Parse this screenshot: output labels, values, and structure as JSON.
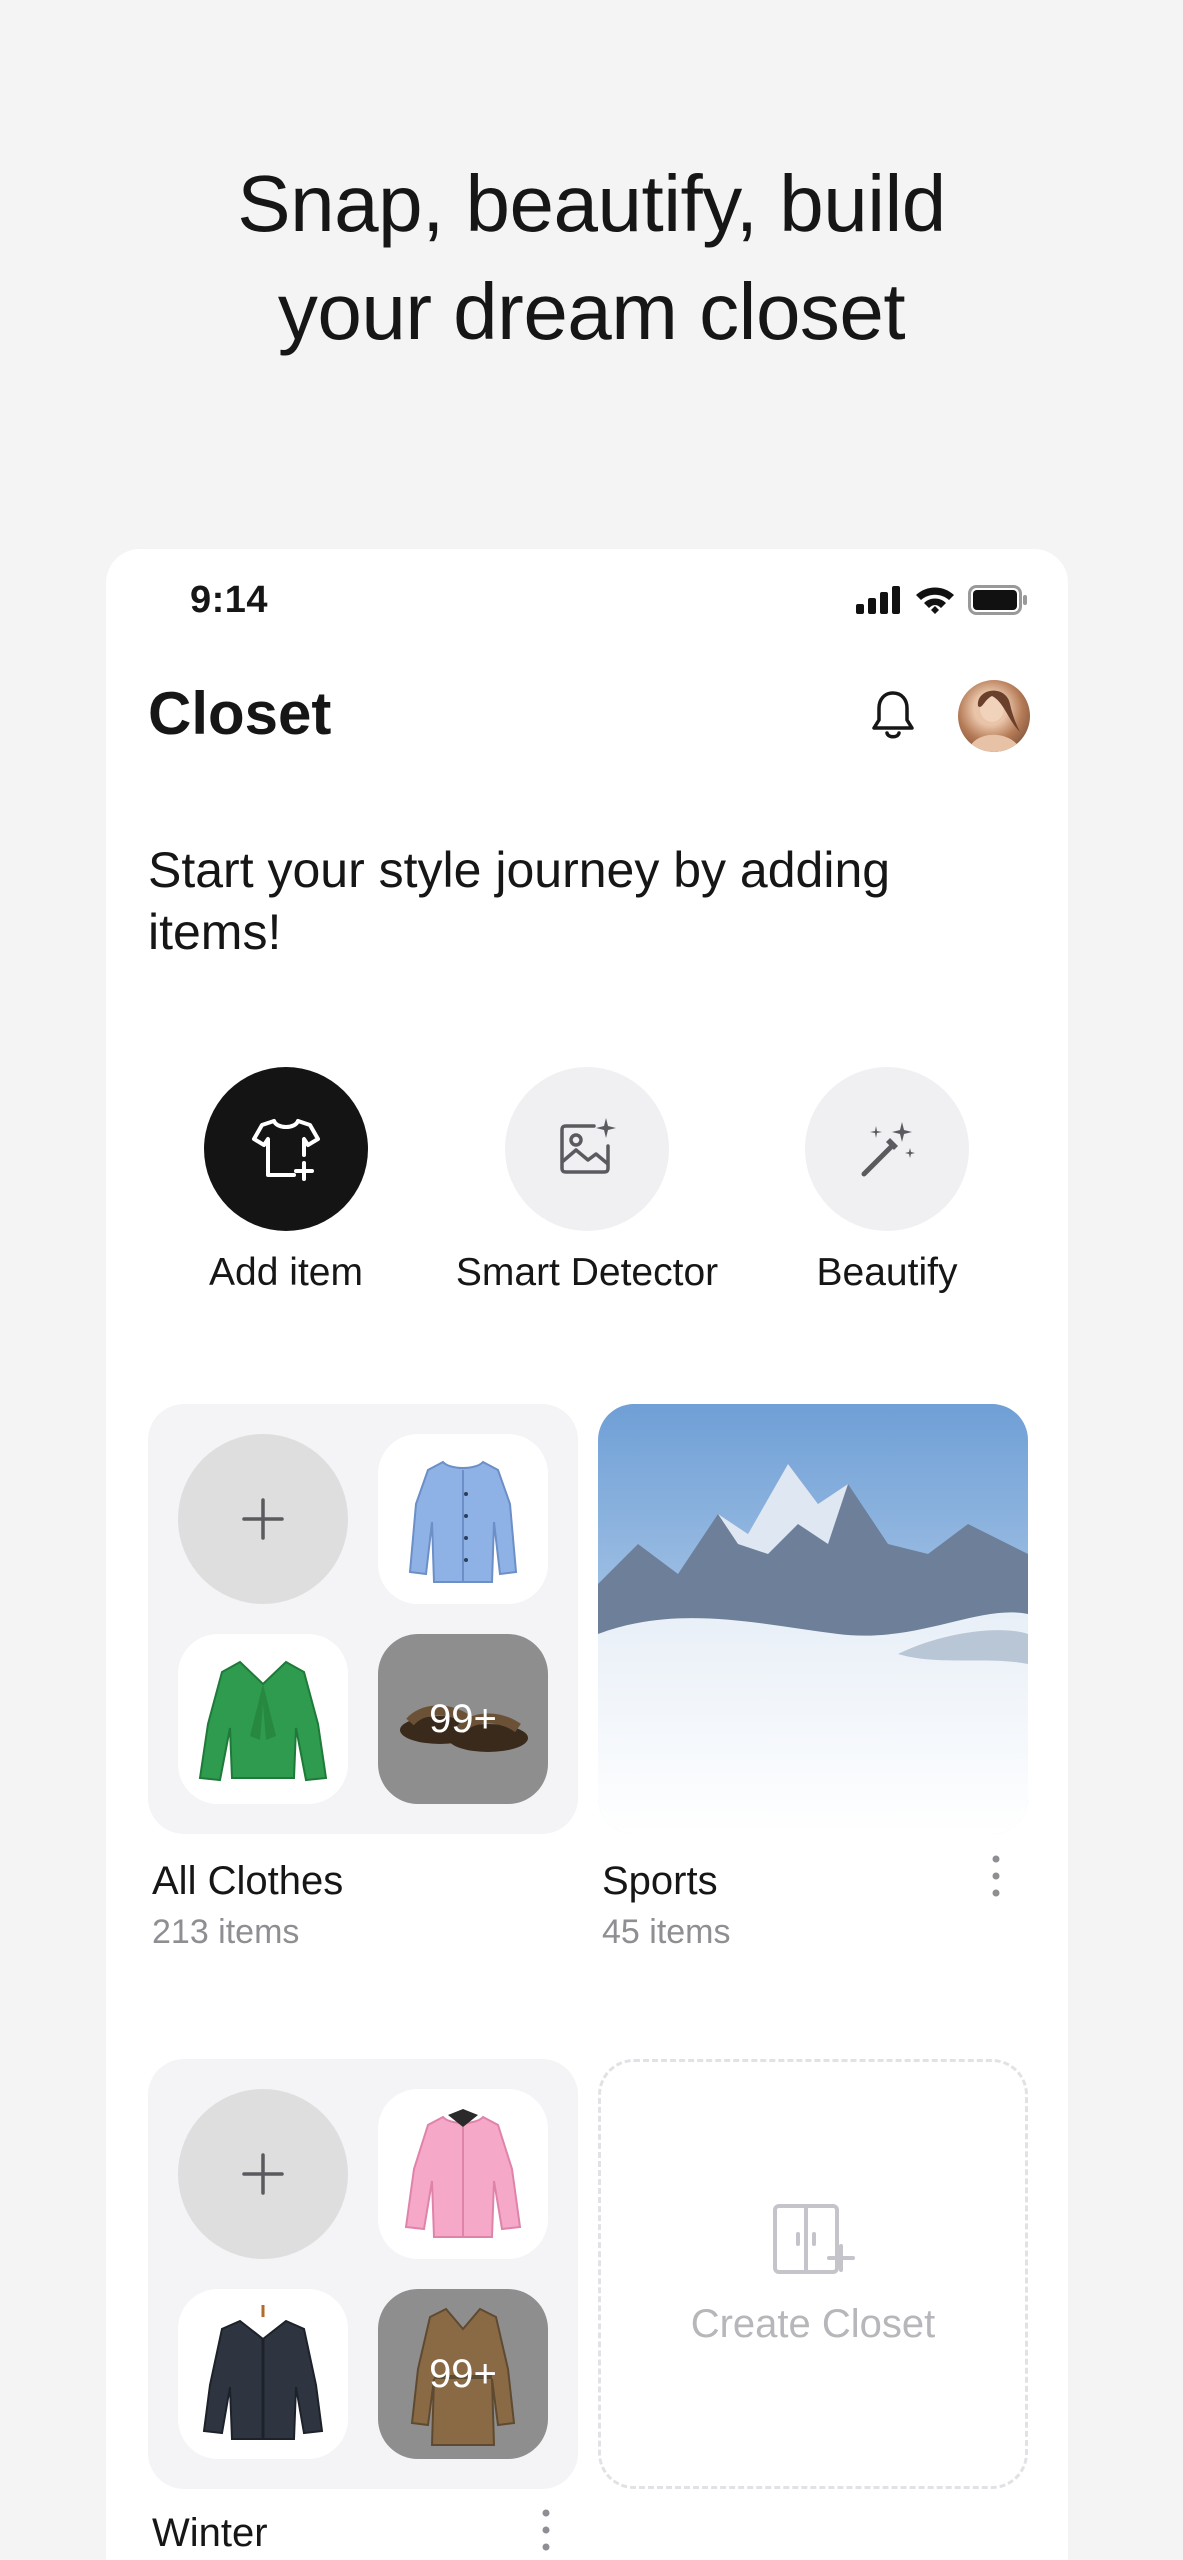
{
  "headline": {
    "line1": "Snap, beautify, build",
    "line2": "your dream closet"
  },
  "status_bar": {
    "time": "9:14",
    "icons": [
      "signal-icon",
      "wifi-icon",
      "battery-icon"
    ]
  },
  "header": {
    "title": "Closet",
    "icons": [
      "bell-icon",
      "avatar"
    ]
  },
  "intro": "Start your style journey by adding items!",
  "actions": [
    {
      "label": "Add item",
      "icon": "tshirt-plus-icon"
    },
    {
      "label": "Smart Detector",
      "icon": "image-sparkle-icon"
    },
    {
      "label": "Beautify",
      "icon": "magic-wand-icon"
    }
  ],
  "closets": [
    {
      "name": "All Clothes",
      "count": "213 items",
      "more": "99+"
    },
    {
      "name": "Sports",
      "count": "45 items"
    },
    {
      "name": "Winter",
      "more": "99+"
    }
  ],
  "create_closet": {
    "label": "Create Closet"
  },
  "colors": {
    "background": "#f4f4f4",
    "card": "#ffffff",
    "dark_button": "#141414",
    "muted_text": "#8e8e93"
  }
}
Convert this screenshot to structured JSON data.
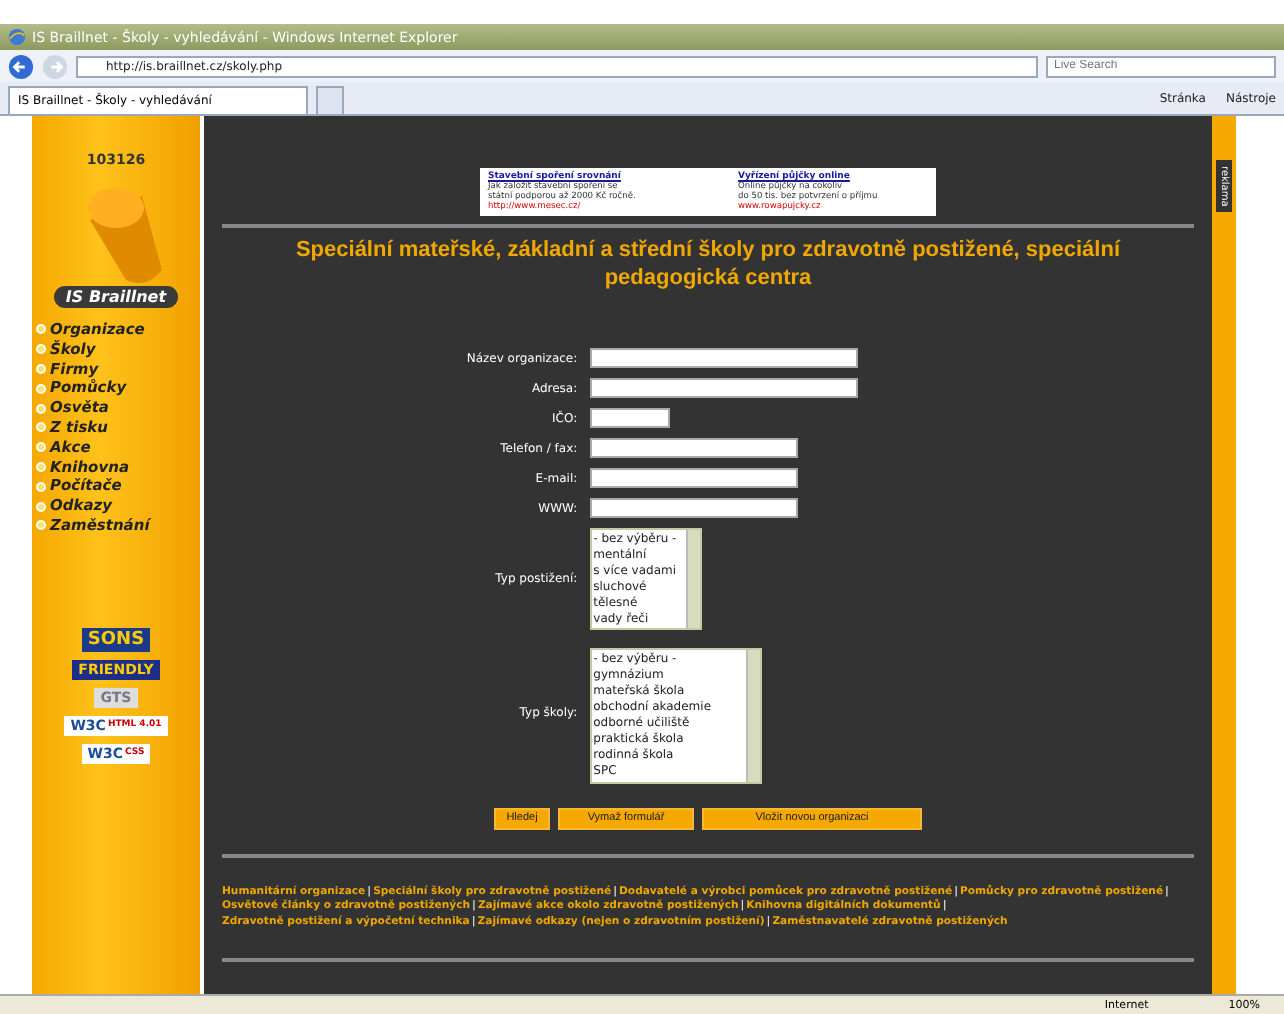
{
  "window": {
    "title": "IS Braillnet - Školy - vyhledávání - Windows Internet Explorer"
  },
  "address_bar": {
    "url": "http://is.braillnet.cz/skoly.php",
    "search_placeholder": "Live Search"
  },
  "tabs": [
    {
      "label": "IS Braillnet - Školy - vyhledávání",
      "selected": true
    }
  ],
  "command_bar": [
    "Stránka",
    "Nástroje"
  ],
  "sidebar": {
    "counter": "103126",
    "logo": "IS Braillnet",
    "items": [
      {
        "label": "Organizace"
      },
      {
        "label": "Školy"
      },
      {
        "label": "Firmy"
      },
      {
        "label": "Pomůcky"
      },
      {
        "label": "Osvěta"
      },
      {
        "label": "Z tisku"
      },
      {
        "label": "Akce"
      },
      {
        "label": "Knihovna"
      },
      {
        "label": "Počítače"
      },
      {
        "label": "Odkazy"
      },
      {
        "label": "Zaměstnání"
      }
    ],
    "badges": [
      {
        "kind": "sons",
        "label": "SONS"
      },
      {
        "kind": "friendly",
        "label": "FRIENDLY"
      },
      {
        "kind": "gts",
        "label": "GTS"
      },
      {
        "kind": "w3c",
        "label": "W3C",
        "sub": "HTML 4.01"
      },
      {
        "kind": "w3c",
        "label": "W3C",
        "sub": "CSS"
      }
    ]
  },
  "ads": [
    {
      "title": "Stavební spoření srovnání",
      "lines": [
        "Jak založit stavební spoření se",
        "státní podporou až 2000 Kč ročně."
      ],
      "url": "http://www.mesec.cz/"
    },
    {
      "title": "Vyřízení půjčky online",
      "lines": [
        "Online půjčky na cokoliv",
        "do 50 tis. bez potvrzení o příjmu"
      ],
      "url": "www.rowapujcky.cz"
    }
  ],
  "side_tab": "reklama",
  "heading": "Speciální mateřské, základní a střední školy pro zdravotně postižené, speciální pedagogická centra",
  "form": {
    "fields": [
      {
        "kind": "text",
        "label": "Název organizace:"
      },
      {
        "kind": "text",
        "label": "Adresa:"
      },
      {
        "kind": "text",
        "label": "IČO:"
      },
      {
        "kind": "text",
        "label": "Telefon / fax:"
      },
      {
        "kind": "text",
        "label": "E-mail:"
      },
      {
        "kind": "text",
        "label": "WWW:"
      },
      {
        "kind": "list",
        "label": "Typ postižení:",
        "options": [
          "- bez výběru -",
          "mentální",
          "s více vadami",
          "sluchové",
          "tělesné",
          "vady řeči"
        ]
      },
      {
        "kind": "list",
        "label": "Typ školy:",
        "options": [
          "- bez výběru -",
          "gymnázium",
          "mateřská škola",
          "obchodní akademie",
          "odborné učiliště",
          "praktická škola",
          "rodinná škola",
          "SPC"
        ]
      }
    ],
    "buttons": [
      "Hledej",
      "Vymaž formulář",
      "Vložit novou organizaci"
    ]
  },
  "footer_links": {
    "separator": "|",
    "links": [
      "Humanitární organizace",
      "Speciální školy pro zdravotně postižené",
      "Dodavatelé a výrobci pomůcek pro zdravotně postižené",
      "Pomůcky pro zdravotně postižené",
      "Osvětové články o zdravotně postižených",
      "Zajímavé akce okolo zdravotně postižených",
      "Knihovna digitálních dokumentů",
      "Zdravotně postižení a výpočetní technika",
      "Zajímavé odkazy (nejen o zdravotním postižení)",
      "Zaměstnavatelé zdravotně postižených"
    ]
  },
  "status_bar": {
    "zone": "Internet",
    "zoom": "100%"
  }
}
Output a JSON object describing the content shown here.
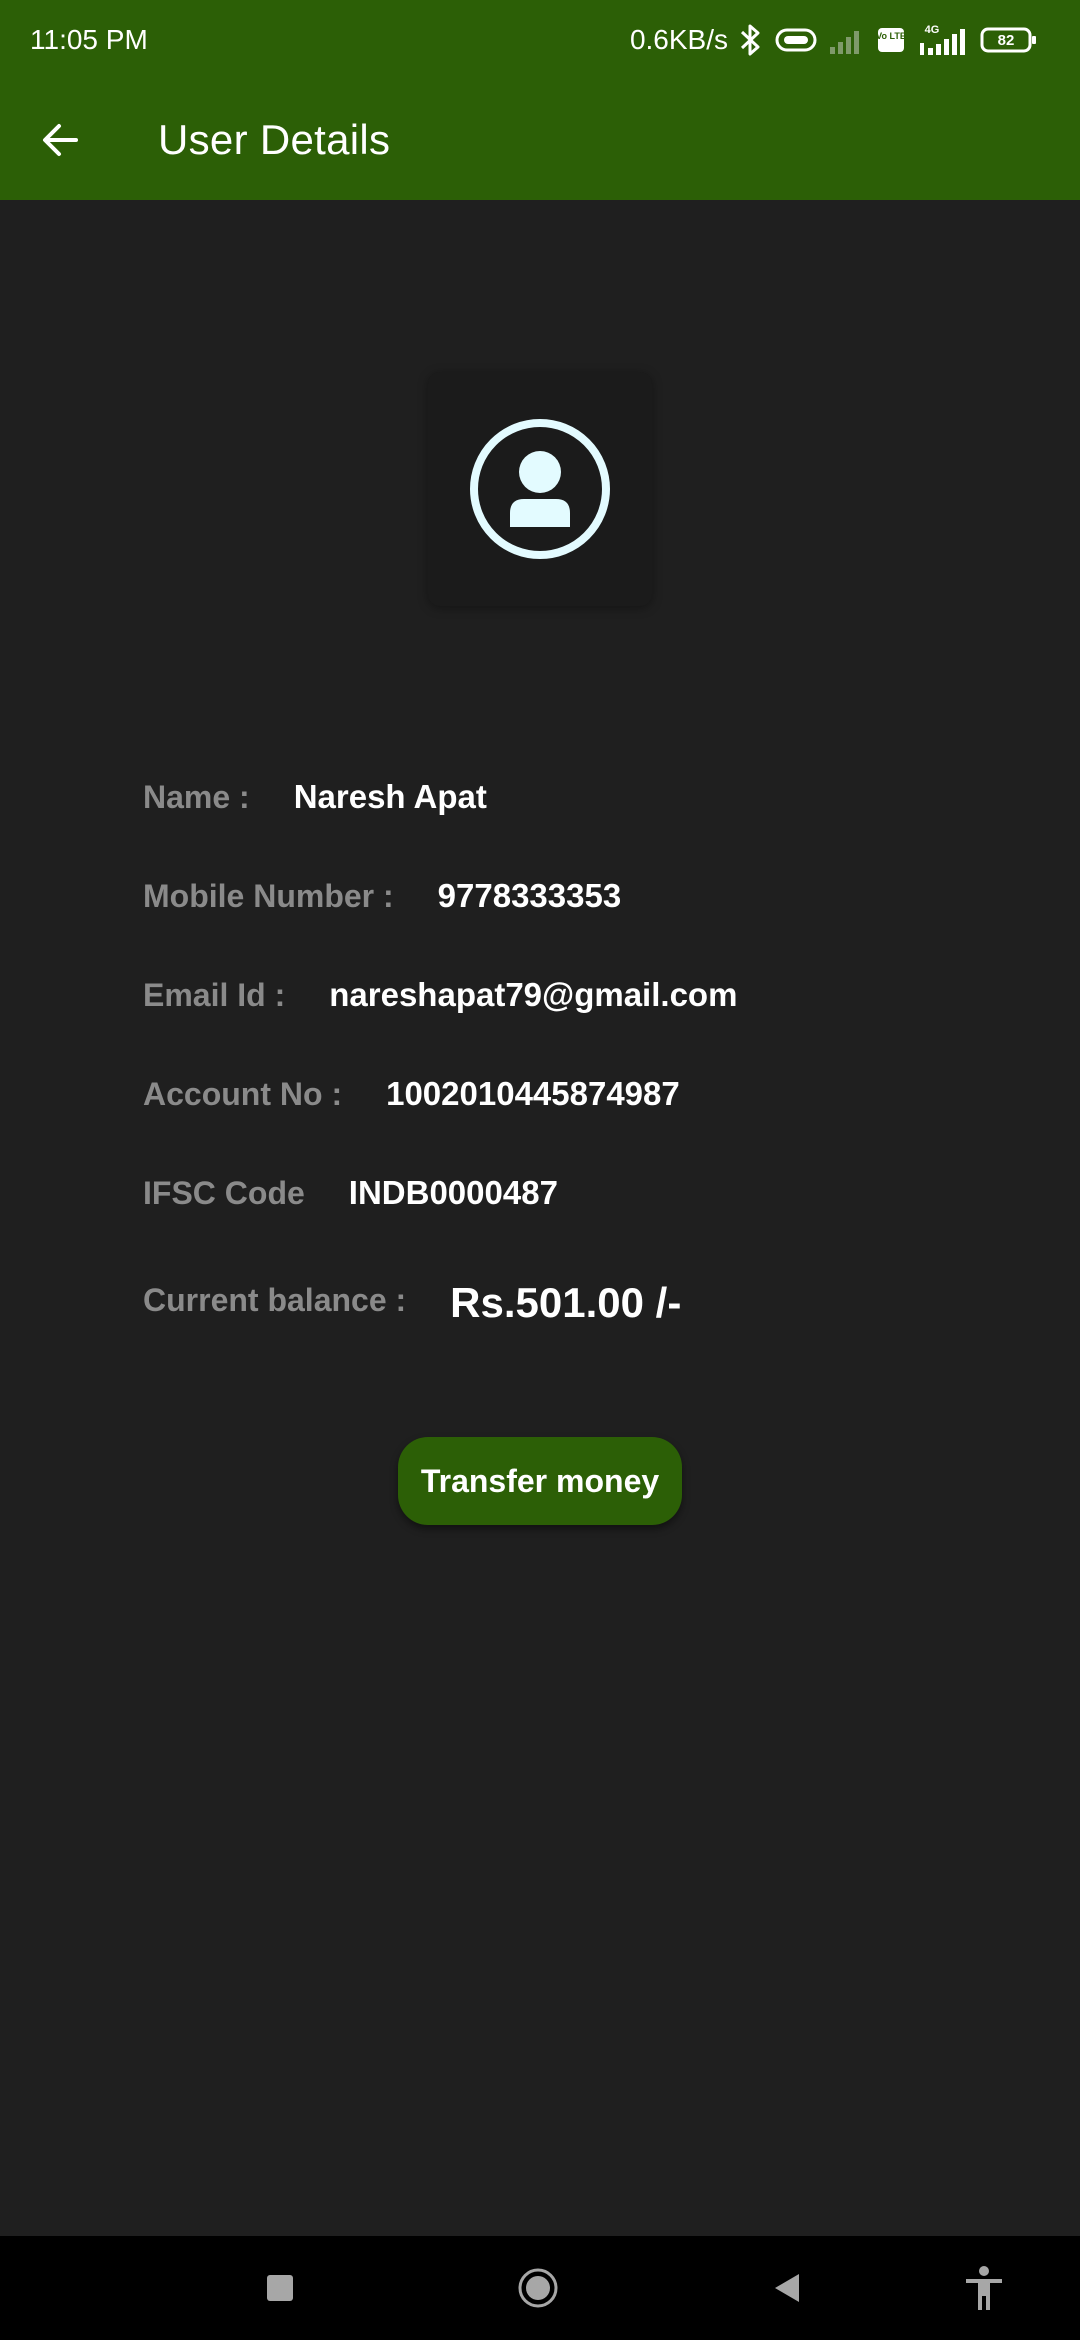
{
  "status_bar": {
    "time": "11:05 PM",
    "net_speed": "0.6KB/s",
    "battery_level": "82",
    "network_type": "4G",
    "volte_label": "Vo LTE",
    "icons": [
      "bluetooth-icon",
      "data-saver-icon",
      "signal-weak-icon",
      "volte-icon",
      "signal-4g-icon",
      "battery-icon"
    ]
  },
  "app_bar": {
    "title": "User Details",
    "back_icon": "arrow-left-icon"
  },
  "avatar": {
    "icon": "account-circle-icon"
  },
  "details": {
    "name_label": "Name :",
    "name_value": "Naresh Apat",
    "mobile_label": "Mobile Number :",
    "mobile_value": "9778333353",
    "email_label": "Email Id :",
    "email_value": "nareshapat79@gmail.com",
    "account_label": "Account No :",
    "account_value": "1002010445874987",
    "ifsc_label": "IFSC Code",
    "ifsc_value": "INDB0000487",
    "balance_label": "Current balance :",
    "balance_value": "Rs.501.00 /-"
  },
  "actions": {
    "transfer_label": "Transfer money"
  },
  "nav_bar": {
    "icons": [
      "recents-square-icon",
      "home-circle-icon",
      "back-triangle-icon",
      "accessibility-icon"
    ]
  },
  "colors": {
    "primary": "#2c5f06",
    "background": "#1f1f1f",
    "label": "#8a8a8a",
    "value": "#ffffff",
    "avatar_tint": "#e3fbff"
  }
}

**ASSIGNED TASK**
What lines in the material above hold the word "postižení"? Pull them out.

**SOLUTION**
        "label": "Typ postižení:",
      "Zdravotně postižení a výpočetní technika",
      "Zajímavé odkazy (nejen o zdravotním postižení)",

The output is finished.